+++ TASK INPUTS +++

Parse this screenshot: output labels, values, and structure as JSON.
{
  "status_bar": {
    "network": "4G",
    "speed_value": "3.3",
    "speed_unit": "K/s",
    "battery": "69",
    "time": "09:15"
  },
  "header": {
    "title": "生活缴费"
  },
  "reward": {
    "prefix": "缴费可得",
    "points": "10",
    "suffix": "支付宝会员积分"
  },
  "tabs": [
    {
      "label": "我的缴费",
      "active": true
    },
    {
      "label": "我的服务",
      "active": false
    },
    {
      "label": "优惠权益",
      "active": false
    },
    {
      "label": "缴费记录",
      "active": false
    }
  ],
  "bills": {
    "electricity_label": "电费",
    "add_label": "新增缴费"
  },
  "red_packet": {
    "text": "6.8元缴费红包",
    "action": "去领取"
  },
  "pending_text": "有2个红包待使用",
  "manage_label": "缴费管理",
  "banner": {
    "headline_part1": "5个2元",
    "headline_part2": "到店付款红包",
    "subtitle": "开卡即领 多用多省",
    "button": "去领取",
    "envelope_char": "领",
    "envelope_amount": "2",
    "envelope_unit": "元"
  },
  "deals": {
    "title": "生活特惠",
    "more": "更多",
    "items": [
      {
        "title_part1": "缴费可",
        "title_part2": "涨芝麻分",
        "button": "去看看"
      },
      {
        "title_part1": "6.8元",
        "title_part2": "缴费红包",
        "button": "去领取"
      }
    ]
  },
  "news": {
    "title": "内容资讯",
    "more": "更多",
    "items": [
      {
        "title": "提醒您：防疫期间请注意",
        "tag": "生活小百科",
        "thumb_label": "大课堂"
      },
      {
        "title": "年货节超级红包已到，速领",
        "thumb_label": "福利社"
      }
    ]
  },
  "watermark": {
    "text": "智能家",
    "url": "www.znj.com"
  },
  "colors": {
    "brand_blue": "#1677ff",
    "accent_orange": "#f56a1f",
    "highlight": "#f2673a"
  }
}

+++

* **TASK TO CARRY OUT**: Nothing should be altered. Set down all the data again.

* **ANSWER SPACE**:
Parse this screenshot: output labels, values, and structure as JSON.
{
  "status_bar": {
    "network": "4G",
    "speed_value": "3.3",
    "speed_unit": "K/s",
    "battery": "69",
    "time": "09:15"
  },
  "header": {
    "title": "生活缴费"
  },
  "reward": {
    "prefix": "缴费可得",
    "points": "10",
    "suffix": "支付宝会员积分"
  },
  "tabs": [
    {
      "label": "我的缴费",
      "active": true
    },
    {
      "label": "我的服务",
      "active": false
    },
    {
      "label": "优惠权益",
      "active": false
    },
    {
      "label": "缴费记录",
      "active": false
    }
  ],
  "bills": {
    "electricity_label": "电费",
    "add_label": "新增缴费"
  },
  "red_packet": {
    "text": "6.8元缴费红包",
    "action": "去领取"
  },
  "pending_text": "有2个红包待使用",
  "manage_label": "缴费管理",
  "banner": {
    "headline_part1": "5个2元",
    "headline_part2": "到店付款红包",
    "subtitle": "开卡即领 多用多省",
    "button": "去领取",
    "envelope_char": "领",
    "envelope_amount": "2",
    "envelope_unit": "元"
  },
  "deals": {
    "title": "生活特惠",
    "more": "更多",
    "items": [
      {
        "title_part1": "缴费可",
        "title_part2": "涨芝麻分",
        "button": "去看看"
      },
      {
        "title_part1": "6.8元",
        "title_part2": "缴费红包",
        "button": "去领取"
      }
    ]
  },
  "news": {
    "title": "内容资讯",
    "more": "更多",
    "items": [
      {
        "title": "提醒您：防疫期间请注意",
        "tag": "生活小百科",
        "thumb_label": "大课堂"
      },
      {
        "title": "年货节超级红包已到，速领",
        "thumb_label": "福利社"
      }
    ]
  },
  "watermark": {
    "text": "智能家",
    "url": "www.znj.com"
  },
  "colors": {
    "brand_blue": "#1677ff",
    "accent_orange": "#f56a1f",
    "highlight": "#f2673a"
  }
}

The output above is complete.